Energy Security is National Security. Choking off shallow water drilling increases U.S. dependence on foreign oil. In 2009, the United States produced just 37 percent of the oil we consume. The rest came from around the world, including nations whose governments and citizens are hostile to American interests. Of the 20 largest oil and gas companies in the world, 16 are foreign-owned, and 15 of those are state-owned [Source: Energizing America: Facts for Addressing Energy Policy, API, September 2010].
Since 2001, approximately 78 jackup rigs have left the U.S. Gulf of Mexico – leaving just 44 available shallow water rigs. Since the drilling moratorium was imposed on May 6, 2010, five jackup rigs have left the Gulf. A total of 14 deepwater and shallow water rigs have left, and many others have been mothballed.
Cuban Drilling in the Gulf of Mexico
In August 2010, Cuba announced plans to drill seven test wells in the Gulf of Mexico with drilling assistance from China. The Chinese-made drilling rig is expected to arrive in Cuban waters in early 2011, and companies have begun preparations to drill once the rig gets to the island. Diplomatic and industry sources have said preparatory work was moving ahead at the port of Mariel, the staging area for drilling operations, just west of Havana.
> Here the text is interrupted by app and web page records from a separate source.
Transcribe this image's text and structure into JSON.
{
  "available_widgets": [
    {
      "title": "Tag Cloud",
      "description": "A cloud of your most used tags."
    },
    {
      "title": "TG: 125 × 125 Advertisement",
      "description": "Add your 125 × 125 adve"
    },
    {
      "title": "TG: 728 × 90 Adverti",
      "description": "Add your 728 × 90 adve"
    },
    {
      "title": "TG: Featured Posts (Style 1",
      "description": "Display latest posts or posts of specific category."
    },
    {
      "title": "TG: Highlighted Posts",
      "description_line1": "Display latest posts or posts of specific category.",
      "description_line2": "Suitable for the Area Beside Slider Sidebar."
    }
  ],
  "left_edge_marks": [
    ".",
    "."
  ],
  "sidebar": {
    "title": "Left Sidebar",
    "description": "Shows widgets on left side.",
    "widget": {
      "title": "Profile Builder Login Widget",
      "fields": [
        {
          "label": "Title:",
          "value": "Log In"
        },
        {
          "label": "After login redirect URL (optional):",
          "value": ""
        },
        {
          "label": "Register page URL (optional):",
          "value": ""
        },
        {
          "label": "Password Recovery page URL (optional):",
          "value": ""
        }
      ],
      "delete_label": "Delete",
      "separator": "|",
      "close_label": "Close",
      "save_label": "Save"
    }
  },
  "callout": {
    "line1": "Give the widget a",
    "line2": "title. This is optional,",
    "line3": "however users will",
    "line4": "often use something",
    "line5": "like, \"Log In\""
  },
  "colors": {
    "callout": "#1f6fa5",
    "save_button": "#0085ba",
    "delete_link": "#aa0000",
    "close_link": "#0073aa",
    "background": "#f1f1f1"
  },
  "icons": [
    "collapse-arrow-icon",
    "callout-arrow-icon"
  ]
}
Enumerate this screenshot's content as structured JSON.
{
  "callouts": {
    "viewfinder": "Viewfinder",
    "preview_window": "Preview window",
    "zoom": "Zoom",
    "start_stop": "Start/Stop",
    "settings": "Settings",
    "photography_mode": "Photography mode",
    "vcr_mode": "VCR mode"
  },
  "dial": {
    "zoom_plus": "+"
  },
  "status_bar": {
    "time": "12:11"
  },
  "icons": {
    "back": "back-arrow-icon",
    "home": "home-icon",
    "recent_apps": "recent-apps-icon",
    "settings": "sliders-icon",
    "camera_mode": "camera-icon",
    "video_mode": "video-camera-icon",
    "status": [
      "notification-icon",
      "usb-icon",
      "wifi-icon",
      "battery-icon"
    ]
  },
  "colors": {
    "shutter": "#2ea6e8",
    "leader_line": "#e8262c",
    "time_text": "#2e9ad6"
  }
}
Cuba has divided its offshore oil reserves in the Gulf into 59 blocks, 21 of which are already under lease to 7 companies [Source: Reuters, “Cuba plans 7 Gulf of Mexico oil test wells - U.S. group,” August 18, 2010]. The Cubans are not alone. Companies from Norway, India, Malaysia, Venezuela, Vietnam and Brazil, have taken exploration leases in the Gulf [Source: New York Times, "Drilling Plans Off Cuba Stir Fears of Impact on Gulf," September 29, 2010].
The Rise of China
Like the United States, China is a net oil importer. After being a net oil exporter during the 1970’s and 80’s, China became a net oil importer in 1993. In 2003, China surpassed Japan to become the world 2nd largest oil consumer. In 2009, China consumed 8.2 million barrels of oil per day, with imports accounting for 51.2 percent of that consumption [Source: Country Energy Profiles, U.S. Energy Information Administration]. Unless the United States can break its dependence on foreign oil, we will increasingly find ourselves in conflict with China for control of foreign oil sources.
China is buying energy resources within the United States. China National Offshore Oil Corp. recently announced plans to purchase a one-third interest in a south Texas oil and natural gas shale project. The project is in the Eagle Ford Shale, a 600,000 acre geologic formation that runs through south Texas between Laredo and Houston [Source: Washington Post, Chinese oil company, Chesapeake Energy enter deal for shale project in Texas,, October 10, 2010].
Access to oil markets is a cornerstone of China’s trade policy and foreign relations. The Chinese are increasingly providing arms and technology transfers to hostile foreign governments in exchange for oil. A 2002 report from the U.S. China Security Review Commission noted that “a key driver in China’s relations with terrorist-sponsoring governments is its dependence on foreign oil to fuel its economic development. This dependency is expected to increase over the coming decade” [Source: U.S. China Security Review Commission, Annual Report to Congress, July 2002].